The slightest interpretive efforts force us to recognize that banality is in fact the moderate liberal’s basic criteria of political competence. The Mueller obsession was just one extreme example of this fact, but it would be fruitless to spend too much time on instances of this unconscious attitude. How else should we interpret the constant discourse about electability than that it refers to the candidate of such thorough averageness that their policy beliefs—which no doubt diverge from much of the electorate—become irrelevant? The entire genre appears as an unconscious image of liberal elites and their technocratic worldview, a catchword for the mimesis of maturity in a world where being “normal” and “well adjusted” means successfully internalizing capitalism’s insane and unnatural demands: that we work more, harder, and for less; that we make sacrifices without expecting anything in return; that we capitulate to a future that promises nothing but destruction; and that we abandon any semblance of political self-determination and simply let the expertise of capital’s hired hands organize the society we have to live in.

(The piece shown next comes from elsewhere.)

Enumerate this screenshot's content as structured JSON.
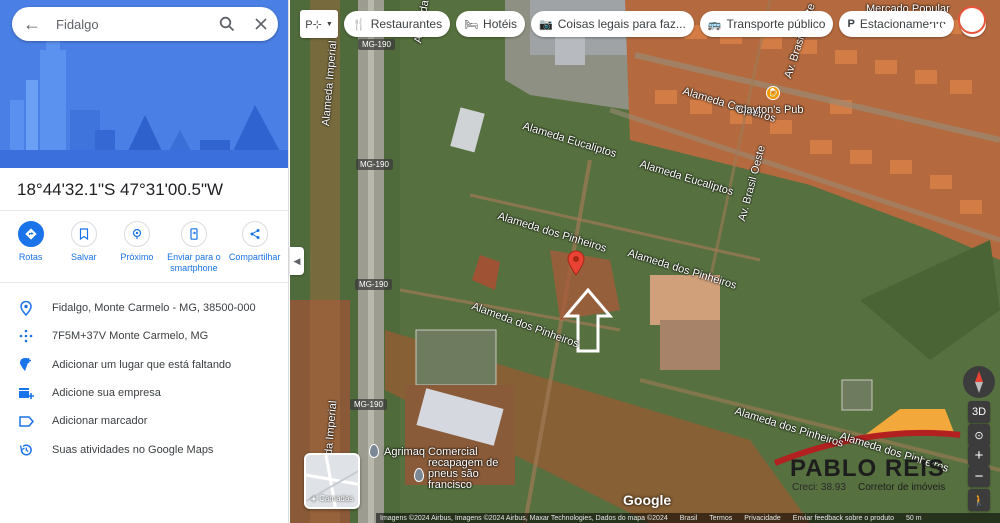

What we are witnessing here is an expression of the profound political impotence of a liberal establishment that cannot square the managerial politics it is comfortable with and the demands of average Americans. Despite titanic feats of hysterical denial, the sacrifice of untold man hours promoting conspiracy theories, and the endless search for a scapegoat—such as the guilt of other, more popular leftist candidates and their supporters—the liberal commentariat has inevitably sensed that the benefits of political moderation can no longer be taken for granted among working people. Its expertise lies in managing expectations downward, while the American people are gaining a new sense of political ambition. The banality genre is a bit of cultural diversion, along with many others, used to drown out the noise from this tension.
Kit Kensington is a latte artist and part-time valet living in Rancho Cucamonga.